• ASSIGNED TASK: Each entry below has to be written out again exactly.
▶
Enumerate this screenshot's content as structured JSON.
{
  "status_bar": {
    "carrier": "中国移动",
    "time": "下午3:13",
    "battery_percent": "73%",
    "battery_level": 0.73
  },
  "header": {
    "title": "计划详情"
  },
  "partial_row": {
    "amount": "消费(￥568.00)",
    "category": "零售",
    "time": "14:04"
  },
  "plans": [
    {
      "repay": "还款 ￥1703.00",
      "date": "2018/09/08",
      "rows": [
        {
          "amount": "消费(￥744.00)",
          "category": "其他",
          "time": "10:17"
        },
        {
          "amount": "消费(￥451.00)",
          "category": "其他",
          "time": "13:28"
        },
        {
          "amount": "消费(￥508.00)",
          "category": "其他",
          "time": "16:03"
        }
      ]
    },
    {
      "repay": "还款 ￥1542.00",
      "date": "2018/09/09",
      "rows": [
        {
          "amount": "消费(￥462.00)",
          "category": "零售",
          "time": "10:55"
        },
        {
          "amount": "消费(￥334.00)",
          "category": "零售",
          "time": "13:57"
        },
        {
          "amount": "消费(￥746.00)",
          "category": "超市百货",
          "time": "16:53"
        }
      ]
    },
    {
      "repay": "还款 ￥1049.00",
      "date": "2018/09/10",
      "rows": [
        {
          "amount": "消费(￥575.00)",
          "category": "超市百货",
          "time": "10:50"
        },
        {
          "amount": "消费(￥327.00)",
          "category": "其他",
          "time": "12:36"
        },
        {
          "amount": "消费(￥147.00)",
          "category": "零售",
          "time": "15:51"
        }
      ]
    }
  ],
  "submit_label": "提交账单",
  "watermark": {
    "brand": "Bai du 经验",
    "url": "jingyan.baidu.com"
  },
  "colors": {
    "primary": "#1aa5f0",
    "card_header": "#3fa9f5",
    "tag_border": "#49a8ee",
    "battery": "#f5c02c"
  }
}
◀
• ANSWER:
Enumerate this screenshot's content as structured JSON.
{
  "status_bar": {
    "carrier": "中国移动",
    "time": "下午3:13",
    "battery_percent": "73%",
    "battery_level": 0.73
  },
  "header": {
    "title": "计划详情"
  },
  "partial_row": {
    "amount": "消费(￥568.00)",
    "category": "零售",
    "time": "14:04"
  },
  "plans": [
    {
      "repay": "还款 ￥1703.00",
      "date": "2018/09/08",
      "rows": [
        {
          "amount": "消费(￥744.00)",
          "category": "其他",
          "time": "10:17"
        },
        {
          "amount": "消费(￥451.00)",
          "category": "其他",
          "time": "13:28"
        },
        {
          "amount": "消费(￥508.00)",
          "category": "其他",
          "time": "16:03"
        }
      ]
    },
    {
      "repay": "还款 ￥1542.00",
      "date": "2018/09/09",
      "rows": [
        {
          "amount": "消费(￥462.00)",
          "category": "零售",
          "time": "10:55"
        },
        {
          "amount": "消费(￥334.00)",
          "category": "零售",
          "time": "13:57"
        },
        {
          "amount": "消费(￥746.00)",
          "category": "超市百货",
          "time": "16:53"
        }
      ]
    },
    {
      "repay": "还款 ￥1049.00",
      "date": "2018/09/10",
      "rows": [
        {
          "amount": "消费(￥575.00)",
          "category": "超市百货",
          "time": "10:50"
        },
        {
          "amount": "消费(￥327.00)",
          "category": "其他",
          "time": "12:36"
        },
        {
          "amount": "消费(￥147.00)",
          "category": "零售",
          "time": "15:51"
        }
      ]
    }
  ],
  "submit_label": "提交账单",
  "watermark": {
    "brand": "Bai du 经验",
    "url": "jingyan.baidu.com"
  },
  "colors": {
    "primary": "#1aa5f0",
    "card_header": "#3fa9f5",
    "tag_border": "#49a8ee",
    "battery": "#f5c02c"
  }
}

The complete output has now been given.